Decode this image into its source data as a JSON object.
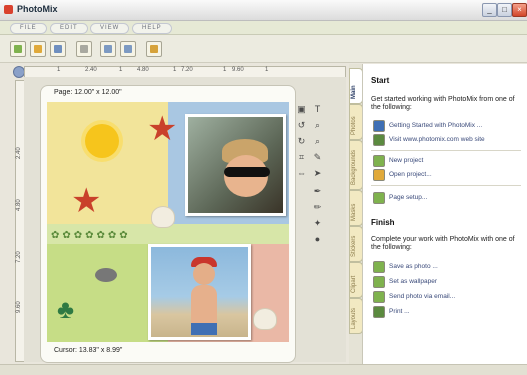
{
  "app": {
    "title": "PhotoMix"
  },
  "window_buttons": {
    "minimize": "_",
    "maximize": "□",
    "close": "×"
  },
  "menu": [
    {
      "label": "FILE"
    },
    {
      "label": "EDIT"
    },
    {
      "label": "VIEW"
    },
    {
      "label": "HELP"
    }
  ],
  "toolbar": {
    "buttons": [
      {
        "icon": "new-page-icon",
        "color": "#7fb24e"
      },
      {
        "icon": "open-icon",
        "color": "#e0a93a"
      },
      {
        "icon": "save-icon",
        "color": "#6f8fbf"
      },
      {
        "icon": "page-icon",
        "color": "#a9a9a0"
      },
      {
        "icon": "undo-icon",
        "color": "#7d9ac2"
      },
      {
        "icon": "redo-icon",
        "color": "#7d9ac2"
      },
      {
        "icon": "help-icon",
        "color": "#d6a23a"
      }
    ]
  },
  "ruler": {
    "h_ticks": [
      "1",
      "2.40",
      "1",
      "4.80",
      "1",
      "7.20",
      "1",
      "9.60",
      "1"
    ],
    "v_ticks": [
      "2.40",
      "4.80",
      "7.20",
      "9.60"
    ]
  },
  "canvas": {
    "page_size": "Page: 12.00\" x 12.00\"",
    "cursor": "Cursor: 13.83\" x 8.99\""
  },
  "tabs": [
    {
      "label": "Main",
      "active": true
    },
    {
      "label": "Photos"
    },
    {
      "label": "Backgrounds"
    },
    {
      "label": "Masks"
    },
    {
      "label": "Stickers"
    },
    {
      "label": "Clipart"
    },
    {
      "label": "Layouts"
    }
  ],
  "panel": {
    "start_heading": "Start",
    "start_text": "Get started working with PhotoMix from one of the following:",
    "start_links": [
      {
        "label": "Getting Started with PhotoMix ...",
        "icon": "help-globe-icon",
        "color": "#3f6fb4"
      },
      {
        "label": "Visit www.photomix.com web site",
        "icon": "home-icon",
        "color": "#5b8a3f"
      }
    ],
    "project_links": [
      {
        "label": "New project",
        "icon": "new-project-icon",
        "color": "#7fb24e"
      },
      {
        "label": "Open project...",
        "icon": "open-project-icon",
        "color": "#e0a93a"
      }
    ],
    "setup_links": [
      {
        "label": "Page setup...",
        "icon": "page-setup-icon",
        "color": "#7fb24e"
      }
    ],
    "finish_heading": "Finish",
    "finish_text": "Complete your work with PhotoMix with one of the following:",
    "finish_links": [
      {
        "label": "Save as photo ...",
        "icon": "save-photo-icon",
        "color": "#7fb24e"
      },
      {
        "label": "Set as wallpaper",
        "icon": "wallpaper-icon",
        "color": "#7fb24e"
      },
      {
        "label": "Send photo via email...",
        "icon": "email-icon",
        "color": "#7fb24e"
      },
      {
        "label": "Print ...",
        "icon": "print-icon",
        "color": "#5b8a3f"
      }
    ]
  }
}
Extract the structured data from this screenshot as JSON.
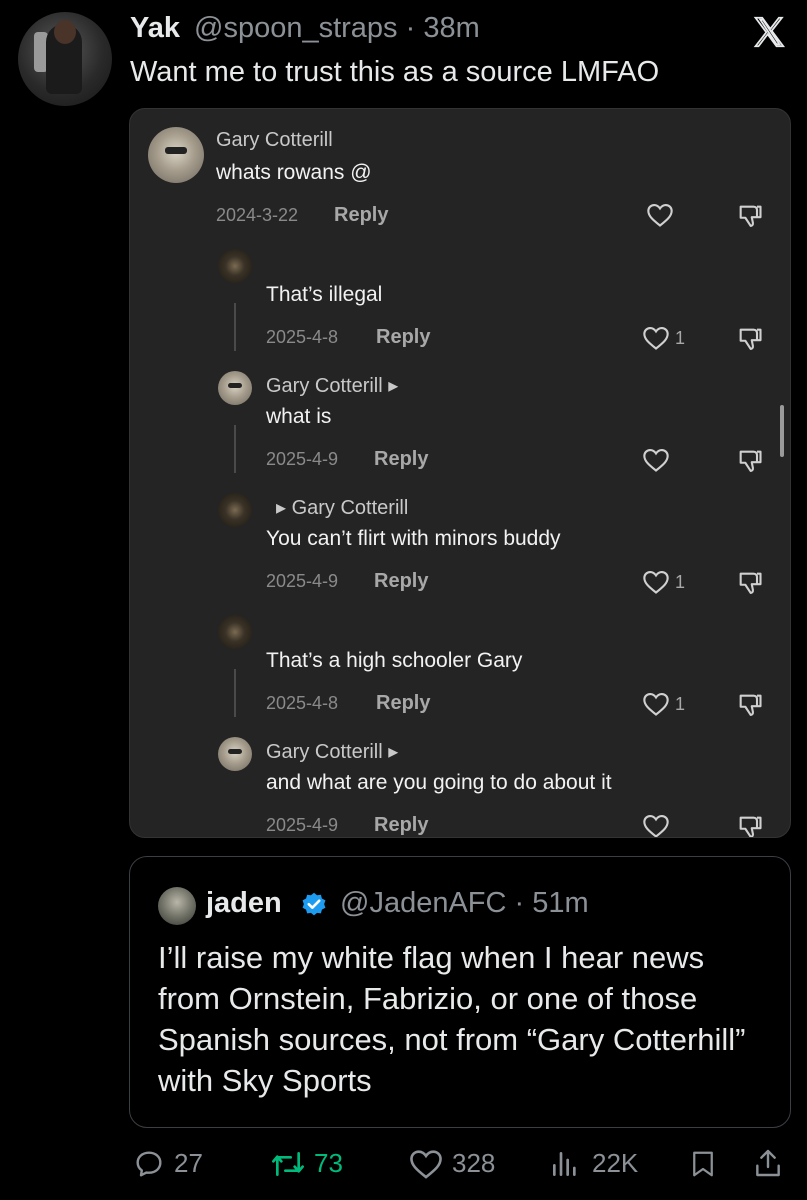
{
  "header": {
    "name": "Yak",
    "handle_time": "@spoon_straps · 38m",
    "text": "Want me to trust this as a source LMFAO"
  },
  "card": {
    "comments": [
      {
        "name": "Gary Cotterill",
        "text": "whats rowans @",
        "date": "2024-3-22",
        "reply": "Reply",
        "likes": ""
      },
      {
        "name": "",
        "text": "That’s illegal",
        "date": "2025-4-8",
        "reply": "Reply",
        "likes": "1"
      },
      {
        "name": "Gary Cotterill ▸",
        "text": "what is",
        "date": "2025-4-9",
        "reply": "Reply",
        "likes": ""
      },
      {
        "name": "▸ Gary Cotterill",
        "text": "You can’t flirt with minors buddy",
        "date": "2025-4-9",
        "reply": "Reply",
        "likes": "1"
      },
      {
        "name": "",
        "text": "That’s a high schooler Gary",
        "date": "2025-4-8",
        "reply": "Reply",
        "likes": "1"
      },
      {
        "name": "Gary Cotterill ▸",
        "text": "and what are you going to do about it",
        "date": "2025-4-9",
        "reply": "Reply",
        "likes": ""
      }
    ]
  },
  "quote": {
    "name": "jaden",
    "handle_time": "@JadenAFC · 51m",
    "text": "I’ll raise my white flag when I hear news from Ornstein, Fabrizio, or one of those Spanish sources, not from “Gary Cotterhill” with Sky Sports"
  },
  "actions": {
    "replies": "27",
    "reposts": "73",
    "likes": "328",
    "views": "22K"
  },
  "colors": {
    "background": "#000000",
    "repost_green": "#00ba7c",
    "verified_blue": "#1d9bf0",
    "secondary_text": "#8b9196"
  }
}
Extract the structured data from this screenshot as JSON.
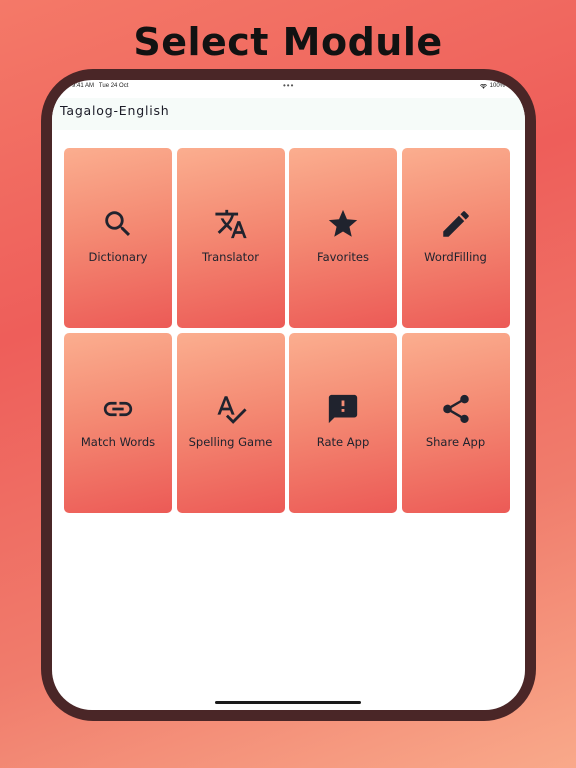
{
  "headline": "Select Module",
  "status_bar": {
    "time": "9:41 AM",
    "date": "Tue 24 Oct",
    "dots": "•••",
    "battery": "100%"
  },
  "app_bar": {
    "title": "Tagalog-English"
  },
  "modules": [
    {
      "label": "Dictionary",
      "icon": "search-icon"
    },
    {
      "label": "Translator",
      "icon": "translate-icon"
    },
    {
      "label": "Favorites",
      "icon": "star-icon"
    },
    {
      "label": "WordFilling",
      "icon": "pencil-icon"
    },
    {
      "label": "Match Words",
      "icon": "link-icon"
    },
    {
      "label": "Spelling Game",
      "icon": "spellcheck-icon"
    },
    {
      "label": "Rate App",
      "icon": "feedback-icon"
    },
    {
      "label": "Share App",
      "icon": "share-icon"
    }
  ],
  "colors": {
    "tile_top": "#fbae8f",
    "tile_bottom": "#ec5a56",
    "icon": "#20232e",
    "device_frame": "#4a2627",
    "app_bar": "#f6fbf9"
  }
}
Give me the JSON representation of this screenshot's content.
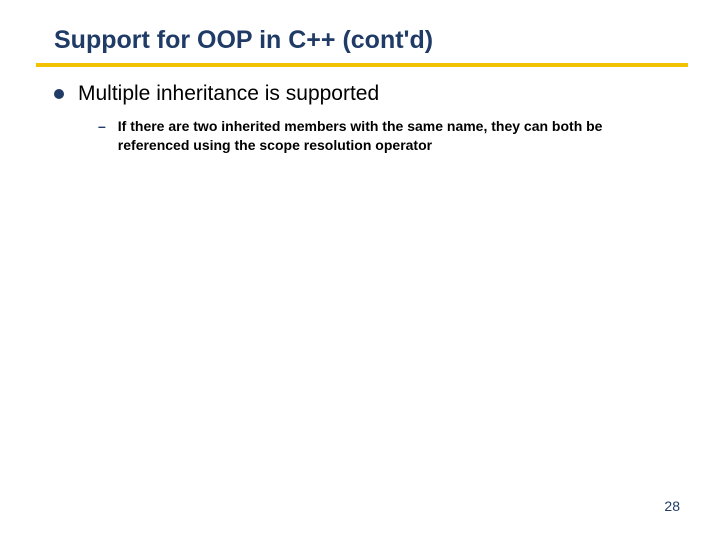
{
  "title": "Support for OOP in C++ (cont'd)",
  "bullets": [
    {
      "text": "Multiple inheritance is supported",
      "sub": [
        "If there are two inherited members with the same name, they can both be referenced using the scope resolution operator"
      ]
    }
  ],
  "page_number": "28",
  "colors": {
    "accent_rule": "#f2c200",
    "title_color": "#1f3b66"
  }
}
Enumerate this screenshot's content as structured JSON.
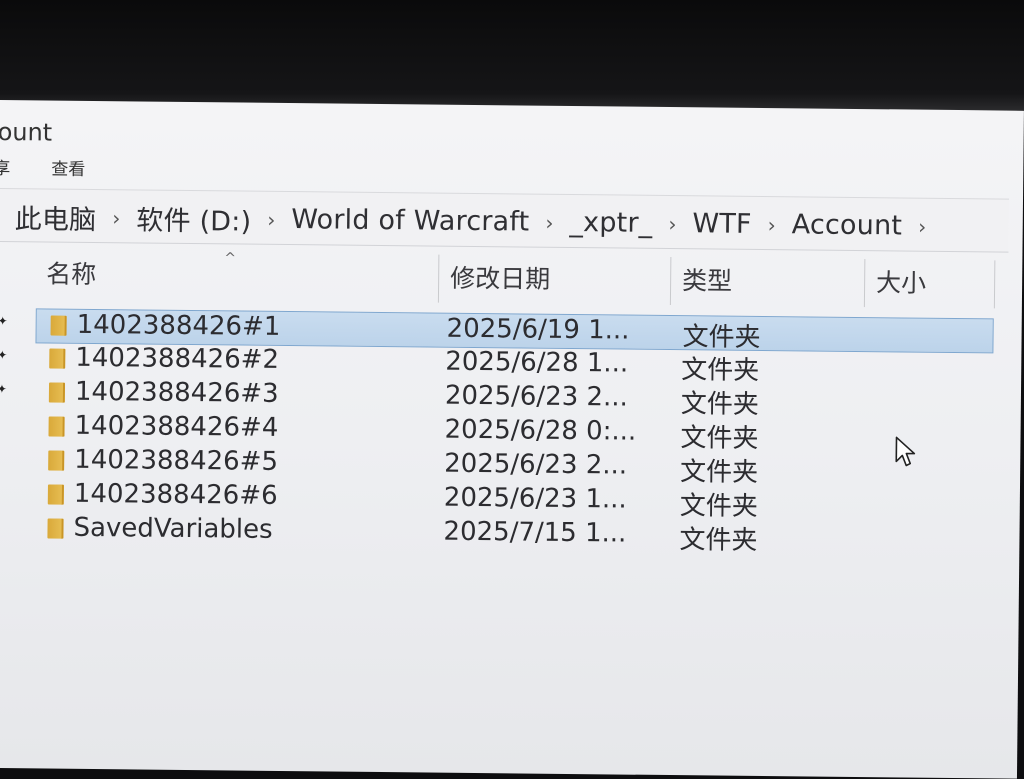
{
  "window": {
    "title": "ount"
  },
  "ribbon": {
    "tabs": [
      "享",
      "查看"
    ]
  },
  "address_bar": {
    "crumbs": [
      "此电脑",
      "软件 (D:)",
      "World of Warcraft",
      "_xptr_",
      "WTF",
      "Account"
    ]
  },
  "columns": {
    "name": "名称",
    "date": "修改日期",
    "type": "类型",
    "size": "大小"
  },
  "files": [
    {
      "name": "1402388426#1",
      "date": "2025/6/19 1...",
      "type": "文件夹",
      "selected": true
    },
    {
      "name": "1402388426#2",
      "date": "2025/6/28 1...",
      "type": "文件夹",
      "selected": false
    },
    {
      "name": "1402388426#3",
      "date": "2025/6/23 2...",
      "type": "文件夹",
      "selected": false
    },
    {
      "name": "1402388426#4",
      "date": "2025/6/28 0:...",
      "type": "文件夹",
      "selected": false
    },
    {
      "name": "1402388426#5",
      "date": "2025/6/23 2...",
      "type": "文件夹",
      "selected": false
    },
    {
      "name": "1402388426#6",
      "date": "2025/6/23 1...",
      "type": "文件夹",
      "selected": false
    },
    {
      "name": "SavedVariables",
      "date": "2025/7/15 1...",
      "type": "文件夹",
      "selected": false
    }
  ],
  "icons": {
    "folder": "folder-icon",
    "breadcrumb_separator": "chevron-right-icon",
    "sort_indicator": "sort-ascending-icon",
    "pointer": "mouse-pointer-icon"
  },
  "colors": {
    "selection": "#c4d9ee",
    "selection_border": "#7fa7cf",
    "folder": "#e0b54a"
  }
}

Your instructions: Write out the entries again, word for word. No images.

Result:
Decode this image into its source data as a JSON object.
{
  "app": {
    "title": "PhotoMix"
  },
  "window_buttons": {
    "minimize": "_",
    "maximize": "□",
    "close": "×"
  },
  "menu": [
    {
      "label": "FILE"
    },
    {
      "label": "EDIT"
    },
    {
      "label": "VIEW"
    },
    {
      "label": "HELP"
    }
  ],
  "toolbar": {
    "buttons": [
      {
        "icon": "new-page-icon",
        "color": "#7fb24e"
      },
      {
        "icon": "open-icon",
        "color": "#e0a93a"
      },
      {
        "icon": "save-icon",
        "color": "#6f8fbf"
      },
      {
        "icon": "page-icon",
        "color": "#a9a9a0"
      },
      {
        "icon": "undo-icon",
        "color": "#7d9ac2"
      },
      {
        "icon": "redo-icon",
        "color": "#7d9ac2"
      },
      {
        "icon": "help-icon",
        "color": "#d6a23a"
      }
    ]
  },
  "ruler": {
    "h_ticks": [
      "1",
      "2.40",
      "1",
      "4.80",
      "1",
      "7.20",
      "1",
      "9.60",
      "1"
    ],
    "v_ticks": [
      "2.40",
      "4.80",
      "7.20",
      "9.60"
    ]
  },
  "canvas": {
    "page_size": "Page: 12.00\" x 12.00\"",
    "cursor": "Cursor: 13.83\" x 8.99\""
  },
  "tabs": [
    {
      "label": "Main",
      "active": true
    },
    {
      "label": "Photos"
    },
    {
      "label": "Backgrounds"
    },
    {
      "label": "Masks"
    },
    {
      "label": "Stickers"
    },
    {
      "label": "Clipart"
    },
    {
      "label": "Layouts"
    }
  ],
  "panel": {
    "start_heading": "Start",
    "start_text": "Get started working with PhotoMix from one of the following:",
    "start_links": [
      {
        "label": "Getting Started with PhotoMix ...",
        "icon": "help-globe-icon",
        "color": "#3f6fb4"
      },
      {
        "label": "Visit www.photomix.com web site",
        "icon": "home-icon",
        "color": "#5b8a3f"
      }
    ],
    "project_links": [
      {
        "label": "New project",
        "icon": "new-project-icon",
        "color": "#7fb24e"
      },
      {
        "label": "Open project...",
        "icon": "open-project-icon",
        "color": "#e0a93a"
      }
    ],
    "setup_links": [
      {
        "label": "Page setup...",
        "icon": "page-setup-icon",
        "color": "#7fb24e"
      }
    ],
    "finish_heading": "Finish",
    "finish_text": "Complete your work with PhotoMix with one of the following:",
    "finish_links": [
      {
        "label": "Save as photo ...",
        "icon": "save-photo-icon",
        "color": "#7fb24e"
      },
      {
        "label": "Set as wallpaper",
        "icon": "wallpaper-icon",
        "color": "#7fb24e"
      },
      {
        "label": "Send photo via email...",
        "icon": "email-icon",
        "color": "#7fb24e"
      },
      {
        "label": "Print ...",
        "icon": "print-icon",
        "color": "#5b8a3f"
      }
    ]
  }
}
Extract the structured data from this screenshot as JSON.
{
  "header": {
    "name": "Yak",
    "handle_time": "@spoon_straps · 38m",
    "text": "Want me to trust this as a source LMFAO"
  },
  "card": {
    "comments": [
      {
        "name": "Gary Cotterill",
        "text": "whats rowans @",
        "date": "2024-3-22",
        "reply": "Reply",
        "likes": ""
      },
      {
        "name": "",
        "text": "That’s illegal",
        "date": "2025-4-8",
        "reply": "Reply",
        "likes": "1"
      },
      {
        "name": "Gary Cotterill ▸",
        "text": "what is",
        "date": "2025-4-9",
        "reply": "Reply",
        "likes": ""
      },
      {
        "name": "▸ Gary Cotterill",
        "text": "You can’t flirt with minors buddy",
        "date": "2025-4-9",
        "reply": "Reply",
        "likes": "1"
      },
      {
        "name": "",
        "text": "That’s a high schooler Gary",
        "date": "2025-4-8",
        "reply": "Reply",
        "likes": "1"
      },
      {
        "name": "Gary Cotterill ▸",
        "text": "and what are you going to do about it",
        "date": "2025-4-9",
        "reply": "Reply",
        "likes": ""
      }
    ]
  },
  "quote": {
    "name": "jaden",
    "handle_time": "@JadenAFC · 51m",
    "text": "I’ll raise my white flag when I hear news from Ornstein, Fabrizio, or one of those Spanish sources, not from “Gary Cotterhill” with Sky Sports"
  },
  "actions": {
    "replies": "27",
    "reposts": "73",
    "likes": "328",
    "views": "22K"
  },
  "colors": {
    "background": "#000000",
    "repost_green": "#00ba7c",
    "verified_blue": "#1d9bf0",
    "secondary_text": "#8b9196"
  }
}
Extract the structured data from this screenshot as JSON.
{
  "headline": "Select Module",
  "status_bar": {
    "time": "9:41 AM",
    "date": "Tue 24 Oct",
    "dots": "•••",
    "battery": "100%"
  },
  "app_bar": {
    "title": "Tagalog-English"
  },
  "modules": [
    {
      "label": "Dictionary",
      "icon": "search-icon"
    },
    {
      "label": "Translator",
      "icon": "translate-icon"
    },
    {
      "label": "Favorites",
      "icon": "star-icon"
    },
    {
      "label": "WordFilling",
      "icon": "pencil-icon"
    },
    {
      "label": "Match Words",
      "icon": "link-icon"
    },
    {
      "label": "Spelling Game",
      "icon": "spellcheck-icon"
    },
    {
      "label": "Rate App",
      "icon": "feedback-icon"
    },
    {
      "label": "Share App",
      "icon": "share-icon"
    }
  ],
  "colors": {
    "tile_top": "#fbae8f",
    "tile_bottom": "#ec5a56",
    "icon": "#20232e",
    "device_frame": "#4a2627",
    "app_bar": "#f6fbf9"
  }
}
Give me the JSON representation of this screenshot's content.
{
  "title": "Support for OOP in C++ (cont'd)",
  "bullets": [
    {
      "text": "Multiple inheritance is supported",
      "sub": [
        "If there are two inherited members with the same name, they can both be referenced using the scope resolution operator"
      ]
    }
  ],
  "page_number": "28",
  "colors": {
    "accent_rule": "#f2c200",
    "title_color": "#1f3b66"
  }
}
Enumerate this screenshot's content as structured JSON.
{
  "window": {
    "title": "ount"
  },
  "ribbon": {
    "tabs": [
      "享",
      "查看"
    ]
  },
  "address_bar": {
    "crumbs": [
      "此电脑",
      "软件 (D:)",
      "World of Warcraft",
      "_xptr_",
      "WTF",
      "Account"
    ]
  },
  "columns": {
    "name": "名称",
    "date": "修改日期",
    "type": "类型",
    "size": "大小"
  },
  "files": [
    {
      "name": "1402388426#1",
      "date": "2025/6/19 1...",
      "type": "文件夹",
      "selected": true
    },
    {
      "name": "1402388426#2",
      "date": "2025/6/28 1...",
      "type": "文件夹",
      "selected": false
    },
    {
      "name": "1402388426#3",
      "date": "2025/6/23 2...",
      "type": "文件夹",
      "selected": false
    },
    {
      "name": "1402388426#4",
      "date": "2025/6/28 0:...",
      "type": "文件夹",
      "selected": false
    },
    {
      "name": "1402388426#5",
      "date": "2025/6/23 2...",
      "type": "文件夹",
      "selected": false
    },
    {
      "name": "1402388426#6",
      "date": "2025/6/23 1...",
      "type": "文件夹",
      "selected": false
    },
    {
      "name": "SavedVariables",
      "date": "2025/7/15 1...",
      "type": "文件夹",
      "selected": false
    }
  ],
  "icons": {
    "folder": "folder-icon",
    "breadcrumb_separator": "chevron-right-icon",
    "sort_indicator": "sort-ascending-icon",
    "pointer": "mouse-pointer-icon"
  },
  "colors": {
    "selection": "#c4d9ee",
    "selection_border": "#7fa7cf",
    "folder": "#e0b54a"
  }
}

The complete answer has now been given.